|Headteacher||Mr Kevin Gaiderman|
Mr Steve EllisMiss Joanne Rumsey
|Chair of Governors||Mr Nick Hollis|
|Colours||Green, White, Black|
Pupils' ages range from 11 year-olds in year 7, through to adults in the sixth form college. The school opened in 1977 and its sixth form is the largest in Derby. In 2005, the school had a total of 1580 students.
The school has historically had a newsletter, called The Causeway until 2010. This newspaper is no longer being published and instead a weekly newsletter is sent out to parents, staff and students via Email
The school officially became an Academy on 1 December 2010.
The first build of the school started in 1975 and was finished in 1977, providing 450 places for students, and the second build, completed in November 1978, created another 300 places. In September 1994, an extension to the technology block was completed, facilitating the options of Art, Design, Wet and Dry Textiles along with other such technology facilities, while the Performing Arts Studio (in the main block) was converted from the Lecture Theater.
A £2.21m Sixth Form Centre was opened in September 1995. Simultaneously, the library was extended.
In 1997, the school was further extended to accommodate the growing number of students wanting to attend. A specialised, temporary Mathematics block was completed, containing 8 classrooms. The sports hall was also completed. The Humanities block was built in 2000 along with another four science labs in a new building (loosely specialised for the teaching of biology), separate from the existing science block. In January 2003, the Humanities block was substantially extended, adding a Refectory (functioning as a substitute to the Main Hall as a canteen) and a large new IT suite.
In September 2004, the Music and Drama block was built in order to accommodate the increasing applicants, allowing the school to hold approximately 1700 students. Traditionally, the school catering was managed by the in-school catering team. However, in 2009 the management of student meals was outsourced to an independent company, as part of the Chellaston Academy Healthy Schools Programme. The construction of three new laboratories has recently been completed in September 2011, increasing the number of classrooms in the Science Block. Recently added has been an extension to the sports hall and an addition to the music and drama block providing a theatre for students to perform at events throughout the year.
In Mid 2016, A new £2m Mathematics block has been added in replacement of the older, outdated one. This building has been half-completed and is being used for lessons however the other half is still under early stages of construction and is due for completion early 2017. This new maths block facility, along with standard classrooms, offers a new refectory eating area that is also used for parent and staff meetings when necessary.
Chellaston Uganda Project

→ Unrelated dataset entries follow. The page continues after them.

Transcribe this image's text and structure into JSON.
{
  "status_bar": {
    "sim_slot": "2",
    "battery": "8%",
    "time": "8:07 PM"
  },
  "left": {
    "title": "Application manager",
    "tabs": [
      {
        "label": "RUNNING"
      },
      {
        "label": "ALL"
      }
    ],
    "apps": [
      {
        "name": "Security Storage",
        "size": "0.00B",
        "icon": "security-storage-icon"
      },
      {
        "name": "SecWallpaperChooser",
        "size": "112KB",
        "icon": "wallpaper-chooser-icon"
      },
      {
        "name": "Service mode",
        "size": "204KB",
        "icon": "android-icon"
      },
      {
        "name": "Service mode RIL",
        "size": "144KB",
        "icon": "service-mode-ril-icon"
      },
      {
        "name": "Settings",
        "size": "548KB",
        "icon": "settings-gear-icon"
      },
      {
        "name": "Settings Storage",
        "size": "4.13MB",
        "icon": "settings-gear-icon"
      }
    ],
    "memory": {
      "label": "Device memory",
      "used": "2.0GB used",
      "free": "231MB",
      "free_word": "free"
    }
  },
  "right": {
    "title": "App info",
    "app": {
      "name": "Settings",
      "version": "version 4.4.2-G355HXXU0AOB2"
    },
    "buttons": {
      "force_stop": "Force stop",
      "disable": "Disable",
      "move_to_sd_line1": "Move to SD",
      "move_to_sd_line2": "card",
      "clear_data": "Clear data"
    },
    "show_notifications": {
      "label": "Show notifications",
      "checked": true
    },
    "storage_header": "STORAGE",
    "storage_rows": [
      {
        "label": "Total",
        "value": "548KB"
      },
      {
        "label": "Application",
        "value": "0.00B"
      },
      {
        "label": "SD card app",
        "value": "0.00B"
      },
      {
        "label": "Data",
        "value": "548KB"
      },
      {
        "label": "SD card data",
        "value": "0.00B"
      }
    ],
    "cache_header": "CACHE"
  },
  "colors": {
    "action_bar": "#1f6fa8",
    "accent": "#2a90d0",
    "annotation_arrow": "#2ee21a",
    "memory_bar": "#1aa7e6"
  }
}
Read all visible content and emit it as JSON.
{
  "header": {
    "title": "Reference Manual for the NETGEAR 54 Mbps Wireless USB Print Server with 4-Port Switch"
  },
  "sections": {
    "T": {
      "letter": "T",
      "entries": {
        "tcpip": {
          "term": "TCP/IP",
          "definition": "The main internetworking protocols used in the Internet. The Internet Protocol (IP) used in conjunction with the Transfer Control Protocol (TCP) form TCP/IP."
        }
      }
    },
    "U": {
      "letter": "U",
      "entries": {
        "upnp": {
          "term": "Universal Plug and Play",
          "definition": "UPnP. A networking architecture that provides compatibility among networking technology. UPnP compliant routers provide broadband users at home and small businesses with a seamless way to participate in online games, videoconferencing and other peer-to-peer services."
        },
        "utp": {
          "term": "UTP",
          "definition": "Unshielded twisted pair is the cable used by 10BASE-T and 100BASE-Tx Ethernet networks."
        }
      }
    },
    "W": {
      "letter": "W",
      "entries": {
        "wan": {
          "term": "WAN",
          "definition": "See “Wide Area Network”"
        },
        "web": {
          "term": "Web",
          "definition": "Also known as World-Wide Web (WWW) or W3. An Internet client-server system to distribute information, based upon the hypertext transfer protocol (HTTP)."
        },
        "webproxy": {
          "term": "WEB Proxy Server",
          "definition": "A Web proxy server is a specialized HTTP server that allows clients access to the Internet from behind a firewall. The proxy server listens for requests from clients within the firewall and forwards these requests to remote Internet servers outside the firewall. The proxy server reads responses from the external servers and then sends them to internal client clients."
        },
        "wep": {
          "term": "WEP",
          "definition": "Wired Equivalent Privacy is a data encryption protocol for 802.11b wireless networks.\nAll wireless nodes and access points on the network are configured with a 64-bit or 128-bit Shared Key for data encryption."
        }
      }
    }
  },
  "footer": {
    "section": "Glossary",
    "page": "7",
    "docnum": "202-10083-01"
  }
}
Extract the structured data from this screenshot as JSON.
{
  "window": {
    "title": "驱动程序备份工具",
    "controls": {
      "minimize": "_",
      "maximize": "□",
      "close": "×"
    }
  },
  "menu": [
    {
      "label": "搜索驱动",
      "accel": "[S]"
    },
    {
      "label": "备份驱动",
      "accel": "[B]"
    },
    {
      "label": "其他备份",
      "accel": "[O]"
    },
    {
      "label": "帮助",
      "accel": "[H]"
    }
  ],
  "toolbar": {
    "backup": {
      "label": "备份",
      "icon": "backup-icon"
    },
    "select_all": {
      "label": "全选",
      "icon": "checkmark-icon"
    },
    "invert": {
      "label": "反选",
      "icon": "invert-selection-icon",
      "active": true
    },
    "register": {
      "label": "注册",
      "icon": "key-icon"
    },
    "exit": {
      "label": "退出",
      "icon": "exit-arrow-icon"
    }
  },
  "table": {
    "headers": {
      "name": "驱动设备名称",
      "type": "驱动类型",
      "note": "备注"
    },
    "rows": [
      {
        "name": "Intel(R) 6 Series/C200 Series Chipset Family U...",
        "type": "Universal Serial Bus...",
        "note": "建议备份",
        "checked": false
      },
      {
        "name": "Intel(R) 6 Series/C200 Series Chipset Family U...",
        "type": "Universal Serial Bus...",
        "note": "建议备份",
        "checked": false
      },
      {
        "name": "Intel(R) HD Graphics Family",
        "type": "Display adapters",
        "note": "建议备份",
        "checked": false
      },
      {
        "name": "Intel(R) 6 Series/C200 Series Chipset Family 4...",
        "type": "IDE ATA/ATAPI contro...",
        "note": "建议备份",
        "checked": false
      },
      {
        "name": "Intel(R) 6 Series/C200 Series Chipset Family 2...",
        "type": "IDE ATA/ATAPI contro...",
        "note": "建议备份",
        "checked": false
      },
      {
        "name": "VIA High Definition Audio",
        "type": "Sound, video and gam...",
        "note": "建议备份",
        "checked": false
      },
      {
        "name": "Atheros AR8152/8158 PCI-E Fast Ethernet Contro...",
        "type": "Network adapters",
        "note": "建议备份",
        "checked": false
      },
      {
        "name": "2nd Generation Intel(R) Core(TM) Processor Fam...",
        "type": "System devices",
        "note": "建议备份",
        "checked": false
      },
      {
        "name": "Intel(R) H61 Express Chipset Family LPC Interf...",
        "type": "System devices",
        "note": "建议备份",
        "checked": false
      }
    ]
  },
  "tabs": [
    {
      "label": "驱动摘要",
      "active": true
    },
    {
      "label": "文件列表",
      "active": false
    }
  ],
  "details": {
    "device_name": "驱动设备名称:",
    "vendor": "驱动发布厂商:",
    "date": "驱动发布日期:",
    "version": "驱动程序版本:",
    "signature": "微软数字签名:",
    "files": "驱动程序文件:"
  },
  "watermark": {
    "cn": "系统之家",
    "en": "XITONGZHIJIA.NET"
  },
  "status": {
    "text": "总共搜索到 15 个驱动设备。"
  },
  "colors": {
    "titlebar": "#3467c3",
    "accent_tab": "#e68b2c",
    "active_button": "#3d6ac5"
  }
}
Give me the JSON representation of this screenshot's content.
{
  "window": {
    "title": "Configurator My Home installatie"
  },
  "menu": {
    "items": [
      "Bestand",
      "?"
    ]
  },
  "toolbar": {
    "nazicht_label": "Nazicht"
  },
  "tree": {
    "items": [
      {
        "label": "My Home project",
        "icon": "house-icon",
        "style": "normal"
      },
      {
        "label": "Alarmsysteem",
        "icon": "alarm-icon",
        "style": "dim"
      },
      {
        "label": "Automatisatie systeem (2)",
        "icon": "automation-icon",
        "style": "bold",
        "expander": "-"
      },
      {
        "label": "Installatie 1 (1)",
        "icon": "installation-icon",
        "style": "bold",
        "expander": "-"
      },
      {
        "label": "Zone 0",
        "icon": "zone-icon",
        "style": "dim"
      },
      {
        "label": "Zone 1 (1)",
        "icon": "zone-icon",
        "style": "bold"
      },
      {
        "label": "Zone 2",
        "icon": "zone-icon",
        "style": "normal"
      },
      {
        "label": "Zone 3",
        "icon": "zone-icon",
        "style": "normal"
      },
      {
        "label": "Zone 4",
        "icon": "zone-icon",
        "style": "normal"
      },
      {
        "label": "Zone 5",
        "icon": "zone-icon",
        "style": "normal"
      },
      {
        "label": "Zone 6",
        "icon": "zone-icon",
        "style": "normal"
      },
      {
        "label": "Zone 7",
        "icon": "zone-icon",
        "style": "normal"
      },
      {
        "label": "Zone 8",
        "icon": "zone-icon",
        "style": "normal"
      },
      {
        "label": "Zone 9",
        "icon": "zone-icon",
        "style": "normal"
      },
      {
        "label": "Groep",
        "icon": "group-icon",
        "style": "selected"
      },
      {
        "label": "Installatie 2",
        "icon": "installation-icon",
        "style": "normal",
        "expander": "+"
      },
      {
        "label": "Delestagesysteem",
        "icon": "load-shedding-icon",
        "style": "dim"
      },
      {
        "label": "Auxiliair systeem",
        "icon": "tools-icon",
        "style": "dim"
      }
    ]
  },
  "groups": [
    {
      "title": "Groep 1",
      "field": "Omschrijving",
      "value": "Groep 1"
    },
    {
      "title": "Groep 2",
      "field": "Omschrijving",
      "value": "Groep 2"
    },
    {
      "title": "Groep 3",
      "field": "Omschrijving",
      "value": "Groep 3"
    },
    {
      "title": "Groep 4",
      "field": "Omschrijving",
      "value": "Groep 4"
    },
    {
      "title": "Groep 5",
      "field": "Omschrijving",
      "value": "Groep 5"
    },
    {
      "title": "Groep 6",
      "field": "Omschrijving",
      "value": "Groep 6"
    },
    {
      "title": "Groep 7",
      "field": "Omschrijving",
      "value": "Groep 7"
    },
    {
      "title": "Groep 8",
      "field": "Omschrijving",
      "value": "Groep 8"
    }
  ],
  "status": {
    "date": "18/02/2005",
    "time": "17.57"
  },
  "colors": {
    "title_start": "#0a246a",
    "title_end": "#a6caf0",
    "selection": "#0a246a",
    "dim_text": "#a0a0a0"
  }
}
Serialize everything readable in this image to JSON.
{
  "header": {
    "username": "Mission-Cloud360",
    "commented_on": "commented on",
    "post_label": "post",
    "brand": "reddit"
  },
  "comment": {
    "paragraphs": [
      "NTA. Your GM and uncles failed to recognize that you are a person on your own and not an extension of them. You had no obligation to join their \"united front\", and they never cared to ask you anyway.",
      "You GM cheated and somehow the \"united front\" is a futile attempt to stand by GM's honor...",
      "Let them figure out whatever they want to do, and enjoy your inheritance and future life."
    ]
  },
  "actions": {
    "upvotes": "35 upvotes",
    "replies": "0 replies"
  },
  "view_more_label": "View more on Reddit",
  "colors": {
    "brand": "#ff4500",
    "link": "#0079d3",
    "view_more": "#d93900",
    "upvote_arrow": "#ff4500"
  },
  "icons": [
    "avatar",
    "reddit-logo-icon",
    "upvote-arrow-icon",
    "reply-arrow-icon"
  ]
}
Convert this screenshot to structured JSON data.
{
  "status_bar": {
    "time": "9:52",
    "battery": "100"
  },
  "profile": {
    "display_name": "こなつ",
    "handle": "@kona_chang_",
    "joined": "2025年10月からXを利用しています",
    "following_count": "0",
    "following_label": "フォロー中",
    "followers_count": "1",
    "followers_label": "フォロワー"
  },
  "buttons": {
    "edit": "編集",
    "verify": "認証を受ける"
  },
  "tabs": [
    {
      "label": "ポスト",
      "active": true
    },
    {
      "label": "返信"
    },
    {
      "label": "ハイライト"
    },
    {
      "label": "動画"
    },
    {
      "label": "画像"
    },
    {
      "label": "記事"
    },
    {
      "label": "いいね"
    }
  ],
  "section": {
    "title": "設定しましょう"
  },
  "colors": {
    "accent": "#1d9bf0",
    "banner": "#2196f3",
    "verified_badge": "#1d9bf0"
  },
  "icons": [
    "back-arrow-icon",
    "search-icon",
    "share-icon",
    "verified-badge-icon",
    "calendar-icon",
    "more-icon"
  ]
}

Since 2006, Chellaston Academy have been running project which raises money through various methods and then uses this to fund for materials which will then be used by the students and staff who fly to Uganda and build/improve an orphanage known mainly as the John Dickens House. This building facility aims to provide shelter, clean water, basic education and food to children of Uganda who have no parents and are living out of rubbish in the streets.
Every year a team of specially chosen sixth form students fly over to the country, along with staff and spend a whole month over there. As well building the orphanage, the students get to engage in a wide variety of activities, from bungee jumping over a river, white water rafting and visiting homes created for the disabled. They also spend a lot of time bonding and socialising with the children who live in the orphanage.
Over the course of the school year, students participate in various activities, all with the theme of raising money which will then help to fund the project. Of the most popular of these activities is the "Chello Mile" in which students from all year groups use the school's playing field and run as many laps around it. These laps are counted and then the students go away to family and friends who have agreed to sponsor them by donating an amount of money depending on the distance completed. This money is then collected up and usually sums up to more than £5000.
- "A welcome from the Headteacher". Chellaston School.